The coming year looks to be packed with Ethernet trends and milestones. Of course, Ethernet's ubiquity means that in any given year, something is happening, but 2013 is looking particularly busy.
When we say that, we've got three specific events and one general trend in mind. Explanations below, along with some comments from an analysts' panel that wrapped up Ethernet Expo 2012 in November.
We tried to focus on just a few items that are very specific to Carrier Ethernet. Small cells and software-defined networking (SDN), in particular, have relevance to Ethernet but are getting their share of year-end attention elsewhere on Light Reading. Use the message board to let us know what else we should have spotlighted.
400Gbit/s is born
"Born" as an Institute of Electrical and Electronics Engineers Inc. (IEEE) standard, that is. John D'Ambrosia, who's employed by Dell Inc. but best known as a key leader in ushering the IEEE towards the next high-speed Ethernet standard, writes in EE Times that 400Gbit/s work will begin in March.
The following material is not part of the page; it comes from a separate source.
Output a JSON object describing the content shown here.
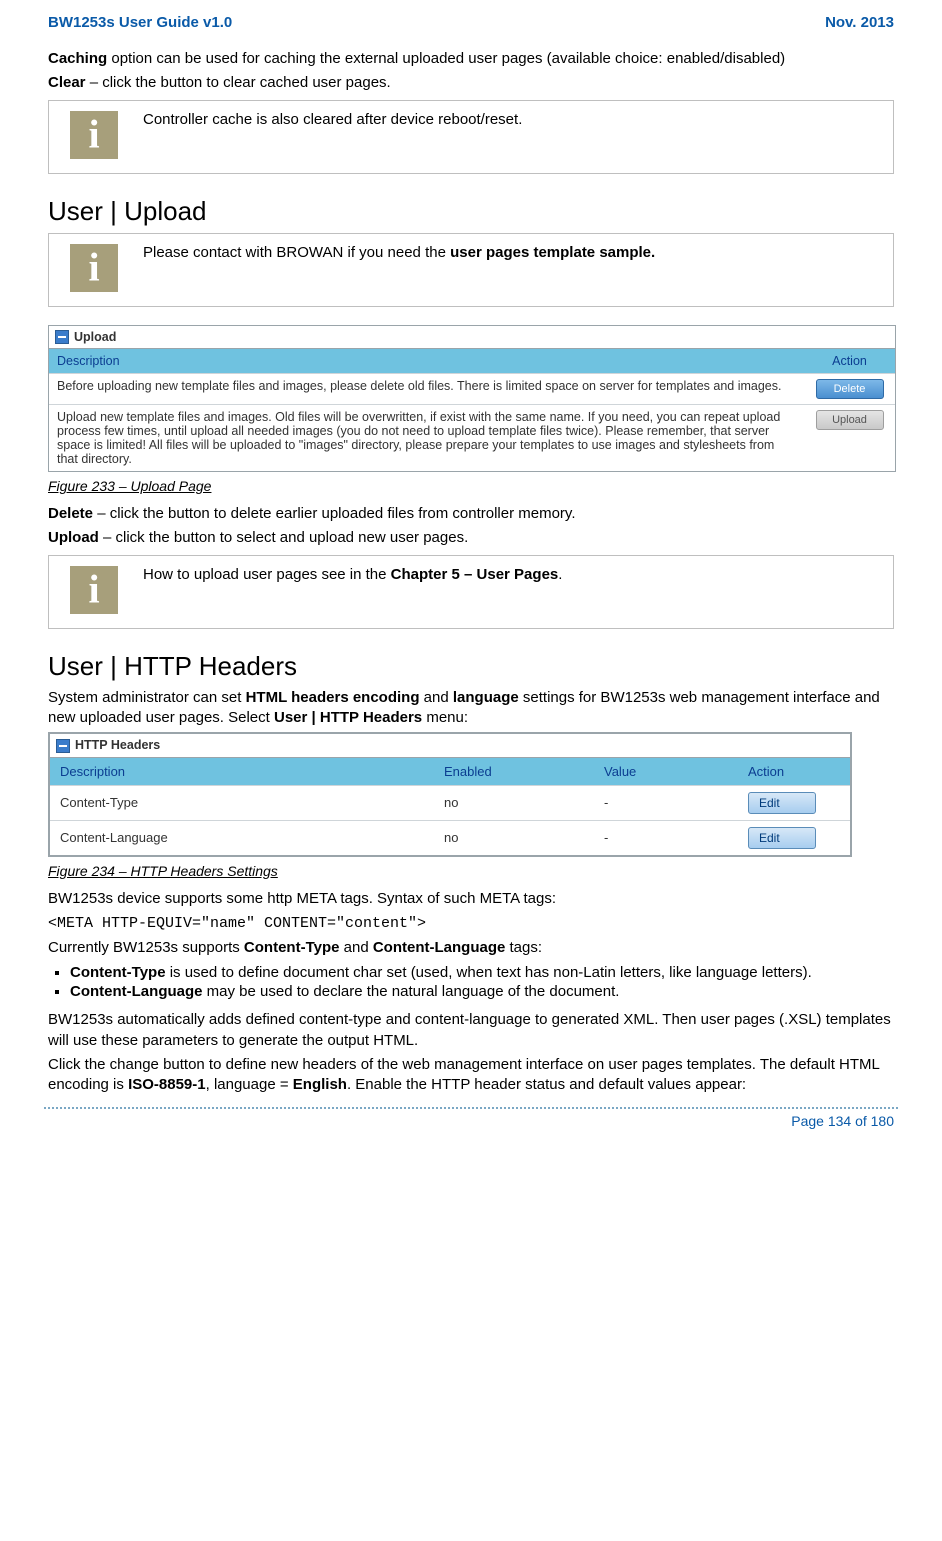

The rise of usage-based models
Such models are becoming possible as bandwidth-on-demand becomes a reality for carriers. "It's a new way for enterprises to utilize Ethernet services," said Erin Dunne of Vertical Systems Group.
Infinera Corp. recently introduced a dynamic-bandwidth feature that could come into play here. And of course, SDN is being eyed as a way to make on-demand provisioning possible.
"To anyone asking why optical transport cares about SDN, I think we overwhelmingly got the answer that bandwidth-on-demand is the reason," said analyst Mike Genovese of MKM Partners.
Carrier Ethernet 2.0 happens
The first round of Carrier Ethernet 2.0 certifications will go out in January, and the Metro Ethernet Forum (MEF) is making a big deal of it, holding a special ceremony during its Carrier Ethernet Summit in San Diego on Jan. 29. Ethernet inventor Bob Metcalfe will even be there.
It's a lot of marketing, but the progress of Ethernet does warrant a "2.0" marker, analysts agree. "I thought it was really smart to identify this as, 'OK, we accomplished the major themes; now we've moved into the 2.0 era'," said Michael Howard, principal analyst with Infonetics Research Inc.
The MEF's next big initiative will focus on running Ethernet services on carrier clouds. "We had a lot of discussion about service management last year, and now you add SDN and the Metro Ethernet Forum initiative -- it's all coming together," said Heavy Reading analyst Stan Hubbard.
One lingering question is whether Carrier Ethernet 2.0 really needs so many classes of service -- three of them, applied to eight service types. "It's probably a little early. There's no crying need for it yet," said Patrick Donegan of Heavy Reading.
Ethernet turns 40
It's a good bet Bob Metcalfe's calendar is full on May 22, 2013. We don't know what's being planned, but we're sure to hear about it -- a lot -- as the date approaches. So, get ready to raise a glass.
— Craig Matsumoto, Managing Editor, Light Reading